Material provided.
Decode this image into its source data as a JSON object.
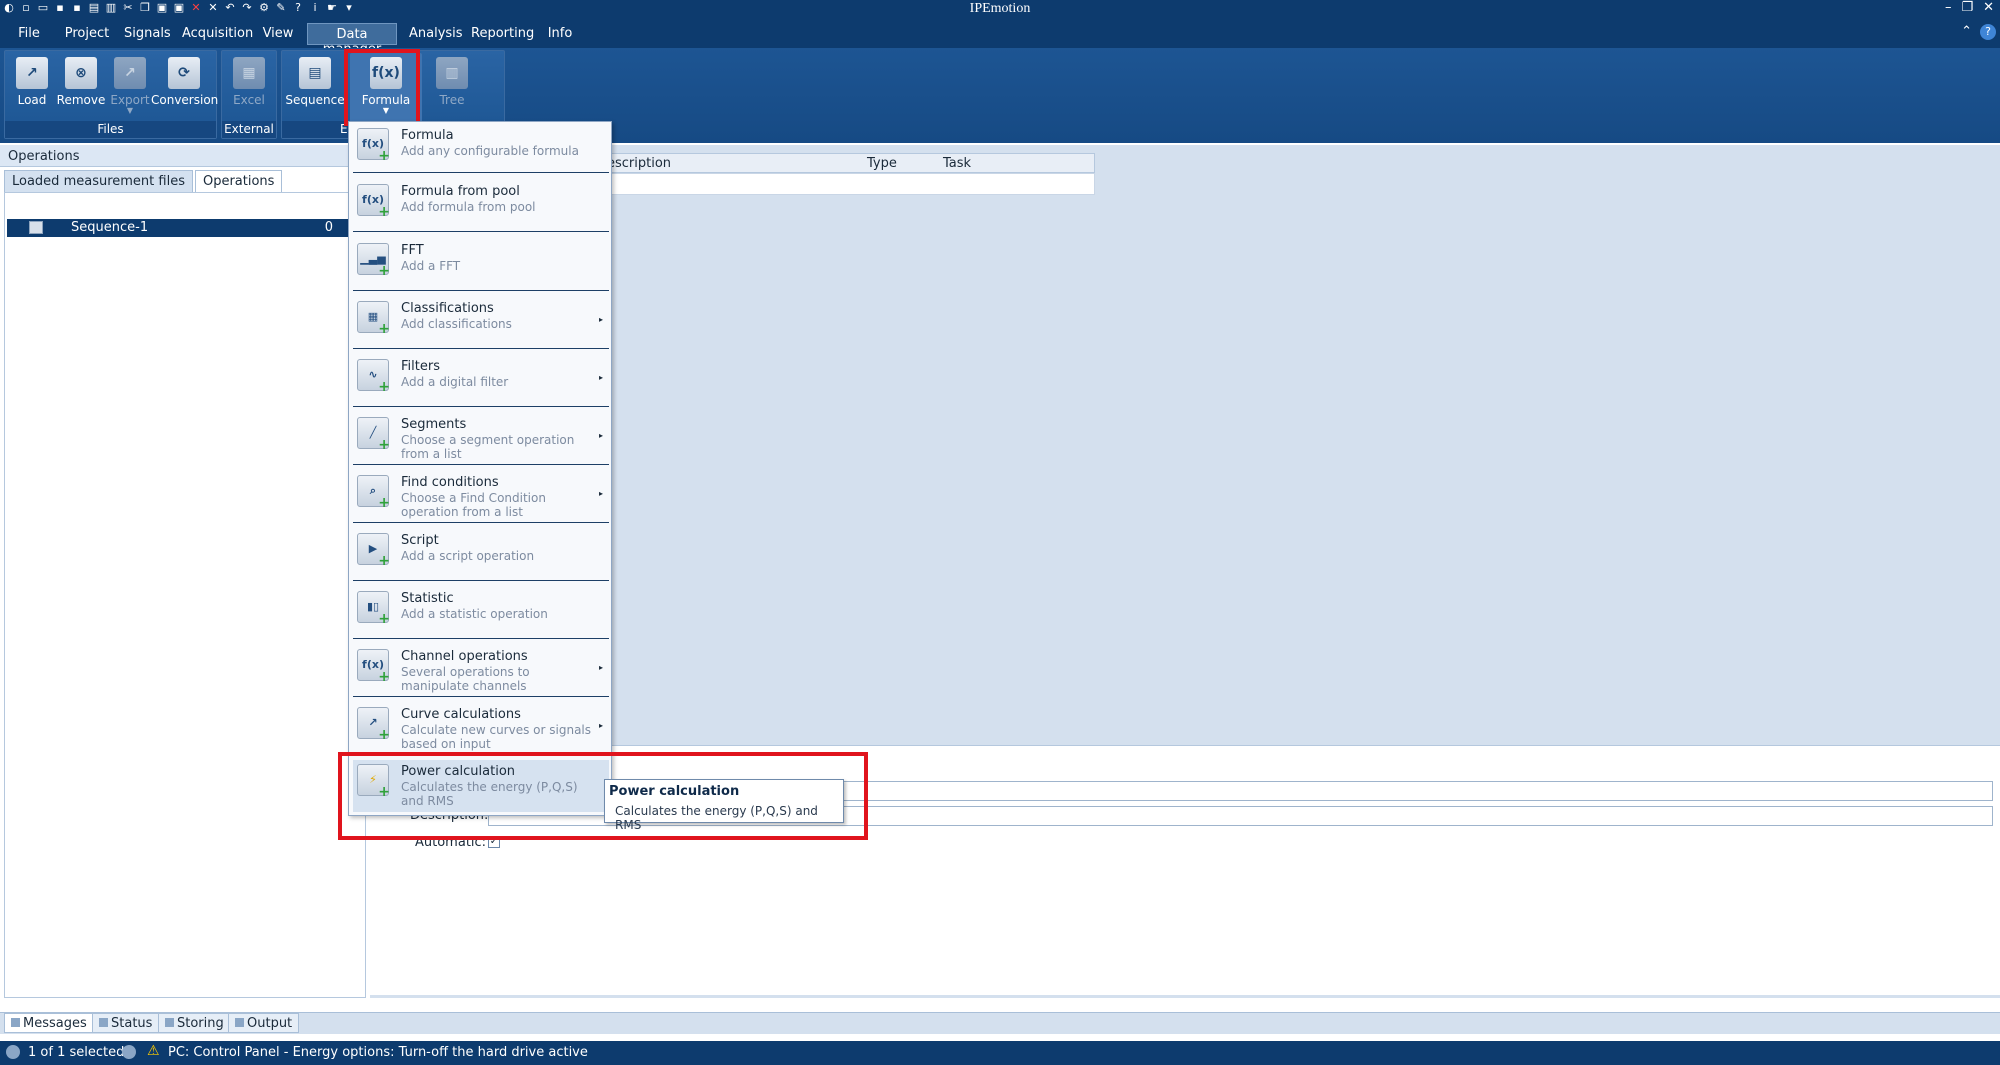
{
  "app": {
    "title": "IPEmotion",
    "window_controls": [
      "–",
      "❐",
      "✕"
    ]
  },
  "menu": {
    "items": [
      {
        "label": "File"
      },
      {
        "label": "Project"
      },
      {
        "label": "Signals"
      },
      {
        "label": "Acquisition"
      },
      {
        "label": "View"
      },
      {
        "label": "Data manager"
      },
      {
        "label": "Analysis"
      },
      {
        "label": "Reporting"
      },
      {
        "label": "Info"
      }
    ],
    "active": "Data manager"
  },
  "ribbon": {
    "groups": [
      {
        "label": "Files",
        "buttons": [
          {
            "label": "Load",
            "icon": "load-icon",
            "glyph": "↗"
          },
          {
            "label": "Remove",
            "icon": "remove-icon",
            "glyph": "⊗"
          },
          {
            "label": "Export",
            "icon": "export-icon",
            "glyph": "↗"
          },
          {
            "label": "Conversion",
            "icon": "conversion-icon",
            "glyph": "⟳"
          }
        ]
      },
      {
        "label": "External",
        "buttons": [
          {
            "label": "Excel",
            "icon": "excel-icon",
            "glyph": "▦"
          }
        ]
      },
      {
        "label": "E",
        "buttons": [
          {
            "label": "Sequence",
            "icon": "sequence-icon",
            "glyph": "▤"
          },
          {
            "label": "Formula",
            "icon": "formula-icon",
            "glyph": "f(x)"
          },
          {
            "label": "Tree",
            "icon": "tree-icon",
            "glyph": "▥"
          }
        ]
      }
    ]
  },
  "left_panel": {
    "header": "Operations",
    "tabs": [
      "Loaded measurement files",
      "Operations"
    ],
    "rows": [
      {
        "name": "Sequence-1",
        "count": "0"
      }
    ]
  },
  "table": {
    "columns": [
      "escription",
      "Type",
      "Task"
    ]
  },
  "properties": {
    "description_label": "Description:",
    "automatic_label": "Automatic:",
    "automatic_checked": "✓"
  },
  "dropdown": {
    "items": [
      {
        "title": "Formula",
        "desc": "Add any configurable formula",
        "glyph": "f(x)",
        "arrow": ""
      },
      {
        "title": "Formula from pool",
        "desc": "Add formula from pool",
        "glyph": "f(x)",
        "arrow": ""
      },
      {
        "title": "FFT",
        "desc": "Add a FFT",
        "glyph": "▁▃▅",
        "arrow": ""
      },
      {
        "title": "Classifications",
        "desc": "Add classifications",
        "glyph": "▦",
        "arrow": "▸"
      },
      {
        "title": "Filters",
        "desc": "Add a digital filter",
        "glyph": "∿",
        "arrow": "▸"
      },
      {
        "title": "Segments",
        "desc": "Choose a segment operation from a list",
        "glyph": "╱",
        "arrow": "▸"
      },
      {
        "title": "Find conditions",
        "desc": "Choose a Find Condition operation from a list",
        "glyph": "⌕",
        "arrow": "▸"
      },
      {
        "title": "Script",
        "desc": "Add a script operation",
        "glyph": "▶",
        "arrow": ""
      },
      {
        "title": "Statistic",
        "desc": "Add a statistic operation",
        "glyph": "▮▯",
        "arrow": ""
      },
      {
        "title": "Channel operations",
        "desc": "Several operations to manipulate channels",
        "glyph": "f(x)",
        "arrow": "▸"
      },
      {
        "title": "Curve calculations",
        "desc": "Calculate new curves or signals based on input",
        "glyph": "↗",
        "arrow": "▸"
      },
      {
        "title": "Power calculation",
        "desc": "Calculates the energy (P,Q,S) and RMS",
        "glyph": "⚡",
        "arrow": ""
      }
    ]
  },
  "tooltip": {
    "title": "Power calculation",
    "desc": "Calculates the energy (P,Q,S) and RMS"
  },
  "bottom_tabs": [
    "Messages",
    "Status",
    "Storing",
    "Output"
  ],
  "status": {
    "selection": "1 of 1 selected",
    "message": "PC: Control Panel - Energy options: Turn-off the hard drive active"
  },
  "colors": {
    "accent_highlight": "#e0141d",
    "titlebar": "#0d3b6e",
    "ribbon": "#1d5593"
  }
}
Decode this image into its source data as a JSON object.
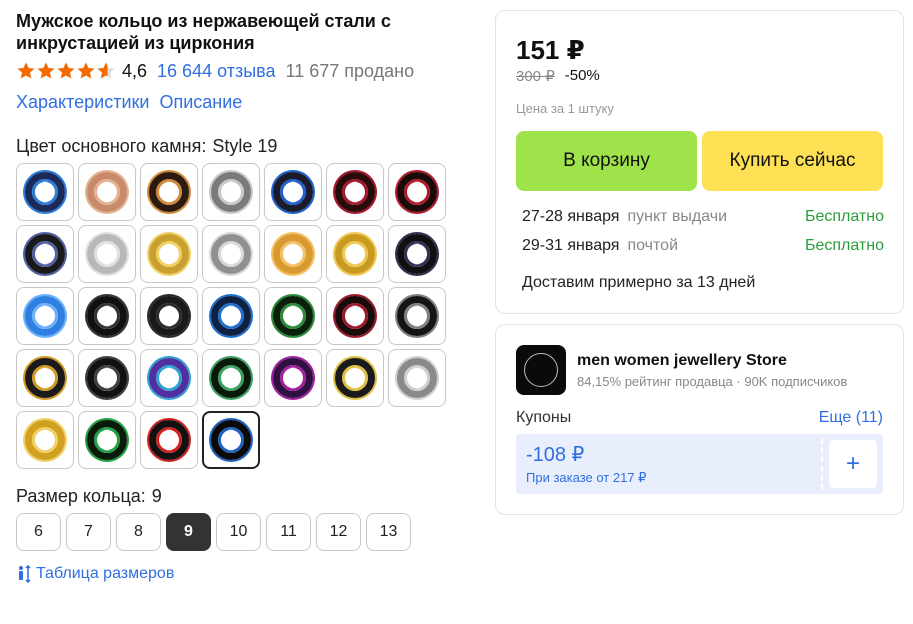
{
  "product": {
    "title": "Мужское кольцо из нержавеющей стали с инкрустацией из циркония",
    "rating": "4,6",
    "rating_stars_value": 4.6,
    "reviews": "16 644 отзыва",
    "sold": "11 677 продано",
    "tabs": [
      "Характеристики",
      "Описание"
    ]
  },
  "color": {
    "label": "Цвет основного камня:",
    "value": "Style 19",
    "selected_index": 31,
    "swatch_colors": [
      [
        "#1c2a5a",
        "#2b7bd8"
      ],
      [
        "#c98a6a",
        "#e3b190"
      ],
      [
        "#2a1a10",
        "#d08a3a"
      ],
      [
        "#7a7a7a",
        "#c9c9c9"
      ],
      [
        "#1b1b2b",
        "#1e5fd0"
      ],
      [
        "#2a0a0a",
        "#a4162a"
      ],
      [
        "#1a0a0a",
        "#b01a2a"
      ],
      [
        "#1a1a1a",
        "#5060a0"
      ],
      [
        "#b8b8b8",
        "#e0e0e0"
      ],
      [
        "#c9a030",
        "#f0d060"
      ],
      [
        "#909090",
        "#d8d8d8"
      ],
      [
        "#d89a30",
        "#f2c060"
      ],
      [
        "#c99a20",
        "#f0c850"
      ],
      [
        "#101010",
        "#303050"
      ],
      [
        "#2f7fe0",
        "#6ab0ff"
      ],
      [
        "#111111",
        "#333333"
      ],
      [
        "#1a1a1a",
        "#2a2a2a"
      ],
      [
        "#102040",
        "#1f6fd0"
      ],
      [
        "#0a200a",
        "#2a8a3a"
      ],
      [
        "#1a0a0a",
        "#9a1a2a"
      ],
      [
        "#151515",
        "#808080"
      ],
      [
        "#1a1a1a",
        "#d09a20"
      ],
      [
        "#111111",
        "#404040"
      ],
      [
        "#5030a0",
        "#30a0d0"
      ],
      [
        "#0a1a0a",
        "#3aa060"
      ],
      [
        "#301040",
        "#a020a0"
      ],
      [
        "#1a1a1a",
        "#e0c040"
      ],
      [
        "#8a8a8a",
        "#d0d0d0"
      ],
      [
        "#d0a020",
        "#f0d060"
      ],
      [
        "#0a1a0a",
        "#20a040"
      ],
      [
        "#111111",
        "#d02020"
      ],
      [
        "#0a0a0a",
        "#2060c0"
      ]
    ]
  },
  "size": {
    "label": "Размер кольца:",
    "value": "9",
    "options": [
      "6",
      "7",
      "8",
      "9",
      "10",
      "11",
      "12",
      "13"
    ],
    "selected": "9",
    "table_link": "Таблица размеров"
  },
  "price": {
    "current": "151 ₽",
    "old": "300 ₽",
    "discount": "-50%",
    "per_unit": "Цена за 1 штуку",
    "cart_button": "В корзину",
    "buy_button": "Купить сейчас",
    "delivery": [
      {
        "date": "27-28 января",
        "method": "пункт выдачи",
        "cost": "Бесплатно"
      },
      {
        "date": "29-31 января",
        "method": "почтой",
        "cost": "Бесплатно"
      }
    ],
    "approx": "Доставим примерно за 13 дней",
    "free_color": "#2a9d3a"
  },
  "store": {
    "name": "men women jewellery Store",
    "meta": "84,15% рейтинг продавца · 90K подписчиков",
    "coupons_label": "Купоны",
    "coupons_more": "Еще (11)",
    "coupon_amount": "-108 ₽",
    "coupon_condition": "При заказе от 217 ₽",
    "add_icon": "plus-icon"
  },
  "colors": {
    "accent": "#2f6fe0",
    "cart_green": "#9fe34a",
    "buy_yellow": "#fde054",
    "star_orange": "#f56a00"
  }
}
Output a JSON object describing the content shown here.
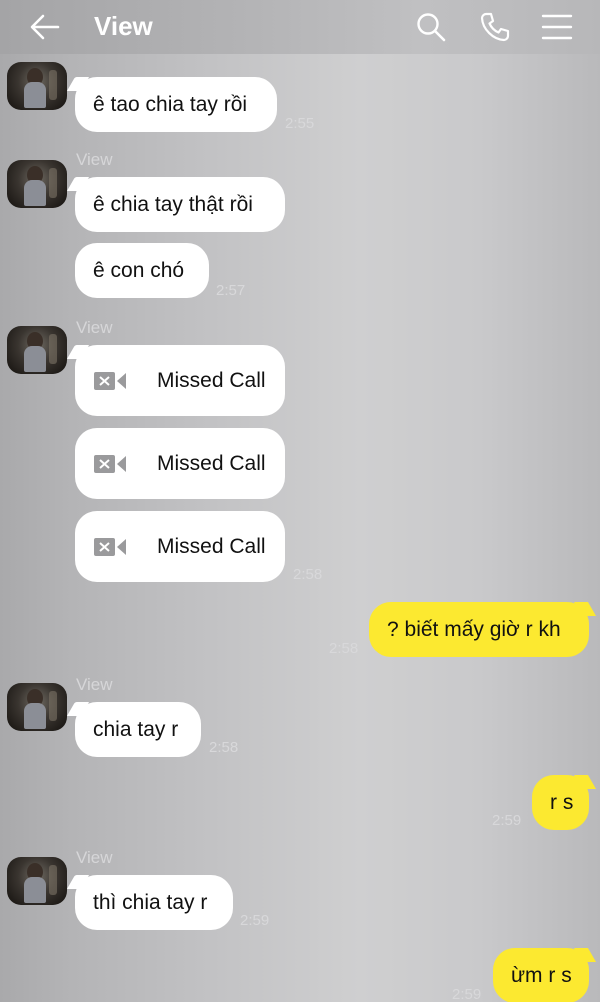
{
  "header": {
    "title": "View",
    "icons": [
      "back-arrow-icon",
      "search-icon",
      "phone-icon",
      "menu-icon"
    ]
  },
  "messages": {
    "m1": {
      "text": "ê tao chia tay rồi",
      "time": "2:55"
    },
    "m2": {
      "sender": "View",
      "text": "ê chia tay thật rồi"
    },
    "m3": {
      "text": "ê con chó",
      "time": "2:57"
    },
    "m4": {
      "sender": "View",
      "call1": "Missed Call",
      "call2": "Missed Call",
      "call3": "Missed Call",
      "time": "2:58"
    },
    "m5": {
      "text": "? biết mấy giờ r kh",
      "time": "2:58"
    },
    "m6": {
      "sender": "View",
      "text": "chia tay r",
      "time": "2:58"
    },
    "m7": {
      "text": "r s",
      "time": "2:59"
    },
    "m8": {
      "sender": "View",
      "text": "thì chia tay r",
      "time": "2:59"
    },
    "m9": {
      "text": "ừm r s",
      "time": "2:59"
    }
  },
  "colors": {
    "outgoing_bubble": "#fce930",
    "incoming_bubble": "#ffffff",
    "timestamp": "#d8d8da"
  }
}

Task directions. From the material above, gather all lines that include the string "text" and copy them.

Task answer.
      "text": "ê tao chia tay rồi",
      "text": "ê chia tay thật rồi"
      "text": "ê con chó",
      "text": "? biết mấy giờ r kh",
      "text": "chia tay r",
      "text": "r s",
      "text": "thì chia tay r",
      "text": "ừm r s",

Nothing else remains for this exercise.